Juan Martin del Potro keeps surprising himself. Close to quitting tennis after four wrist surgeries in recent years, the Argentine fought to get back to the ATP Tour even as he was reduced to hitting his backhand with one hand instead of his usual two. The struggle paid off Sunday when Del Potro staved off three match points in the third set to beat top-ranked Roger Federer 6-4,7-6 (8), 7-6 (2) for the BNP Paribas Open title.
The win ranks up there with Del Potro's 2009 U.S. Open title, in which he beat Federer, and helping Argentina win the Davis Cup in 2016. "I cannot believe I won this tournament, beating Roger in a great final and level of tennis," Del Potro said.
Naomi Osaka of Japan won the women's title 6-3, 6-2 over Russian Daria Kasatkina in a match-up of 20-year-old rising stars. Del Potro and Osaka each earned $1.3 million.
Del Potro became the first Argentine champion in the 42-year history of the desert tournament. He handed Federer his first loss of the year, snapping the Swiss superstar's 17-match winning streak that was the best of his career.
"I feel frustrated that I let an opportunity like this go by," Federer said.
Del Potro held a match point at 8-7 in the second-set tiebreaker, but he lost the final three points on his own errors that allowed Federer to force a third set.
"It was a lot of frustration after that match point, but then I play well," Del Potro said.
They were on serve in the third until Federer broke for a 5-4 lead with a backhand winner off del Potro's serve. Federer had a chance to serve out the match, holding two match points. But del Potro staved both off to force deuce.

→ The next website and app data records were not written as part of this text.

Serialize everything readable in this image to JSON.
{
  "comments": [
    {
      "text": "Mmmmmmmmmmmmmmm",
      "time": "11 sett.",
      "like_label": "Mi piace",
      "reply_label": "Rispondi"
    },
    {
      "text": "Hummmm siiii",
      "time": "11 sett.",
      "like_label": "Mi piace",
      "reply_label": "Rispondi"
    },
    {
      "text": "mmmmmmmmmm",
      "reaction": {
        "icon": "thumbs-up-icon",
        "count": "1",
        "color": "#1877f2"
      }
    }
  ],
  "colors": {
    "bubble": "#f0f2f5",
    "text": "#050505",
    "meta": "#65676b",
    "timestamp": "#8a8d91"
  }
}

Federer's forehand went long, giving del Potro a breakpoint. Federer answered with a backhand that hit del Potro at the net and then gained his third match point on del Potro's forehand error.
Del Potro recovered to deuce with a forehand winner. Federer mis-hit a forehand high into the air beyond the baseline, giving del Potro another break point. The Argentine cashed in with a well-placed forehand in the corner to tie the set, 5-all.

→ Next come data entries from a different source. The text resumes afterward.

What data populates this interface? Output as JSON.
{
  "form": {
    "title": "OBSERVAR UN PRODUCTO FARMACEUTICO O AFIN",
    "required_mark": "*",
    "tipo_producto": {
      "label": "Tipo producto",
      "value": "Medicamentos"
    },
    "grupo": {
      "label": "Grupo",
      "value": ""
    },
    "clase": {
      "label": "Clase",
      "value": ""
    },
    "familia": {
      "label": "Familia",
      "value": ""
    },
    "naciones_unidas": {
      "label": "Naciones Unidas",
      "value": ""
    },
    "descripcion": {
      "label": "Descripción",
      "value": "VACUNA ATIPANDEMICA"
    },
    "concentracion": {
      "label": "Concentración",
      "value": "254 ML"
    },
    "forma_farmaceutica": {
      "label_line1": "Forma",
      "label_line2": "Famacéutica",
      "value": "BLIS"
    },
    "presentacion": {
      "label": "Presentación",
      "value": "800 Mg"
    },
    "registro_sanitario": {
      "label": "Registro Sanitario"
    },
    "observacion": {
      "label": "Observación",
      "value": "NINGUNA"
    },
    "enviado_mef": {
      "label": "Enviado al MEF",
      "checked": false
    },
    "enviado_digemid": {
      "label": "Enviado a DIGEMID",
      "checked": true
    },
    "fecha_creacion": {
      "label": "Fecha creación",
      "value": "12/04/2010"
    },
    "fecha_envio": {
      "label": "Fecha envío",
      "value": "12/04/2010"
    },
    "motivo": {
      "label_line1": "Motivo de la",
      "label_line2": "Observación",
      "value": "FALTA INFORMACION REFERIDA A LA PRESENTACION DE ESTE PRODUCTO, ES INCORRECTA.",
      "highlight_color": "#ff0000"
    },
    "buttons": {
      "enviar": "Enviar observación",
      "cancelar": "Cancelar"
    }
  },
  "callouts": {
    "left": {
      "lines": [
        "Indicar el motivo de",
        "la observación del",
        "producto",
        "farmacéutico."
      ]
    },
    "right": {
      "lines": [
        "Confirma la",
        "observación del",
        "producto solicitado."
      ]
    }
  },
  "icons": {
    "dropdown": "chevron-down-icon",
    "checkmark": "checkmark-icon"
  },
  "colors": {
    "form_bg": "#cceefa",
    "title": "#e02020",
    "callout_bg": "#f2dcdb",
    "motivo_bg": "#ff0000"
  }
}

In the tiebreaker, Del Potro raced to a 6-1 lead, helped by two of Federer's double faults. He closed out the win on his third match point when Federer's forehand failed.
"I would like to play that tiebreaker again because I don't know what the hell happened," Federer said.
Del Potro lost just six points on his serve in the first set.
In the second-set tiebreaker, Del Potro and Federer took turns arguing with chair umpire Fergus Murphy. Del Potro was annoyed the crowd was making noise on his serve and told the umpire he wasn't warning them enough to be quiet.
"It had no effect on the outcome of the match," Federer said. "I was just also just trying to pump myself up more, to get energy for me."
Del Potro survived three-setters against countryman Leonardo Mayer in the fourth round and Philipp Kohlschreiber in the quarterfinals. It was his first win against Federer since last year's U.S. Open quarters. Del Potro trails in their series 18-7 but owns a 4-2 advantage in finals.
Del Potro arrived at Indian Wells having won a title in Acapulco and back in the top 10.
"I'm really enjoying playing tennis again," he said. "I'm still surprising myself, and I want to keep surprising the tennis tour."
(With AP Inputs)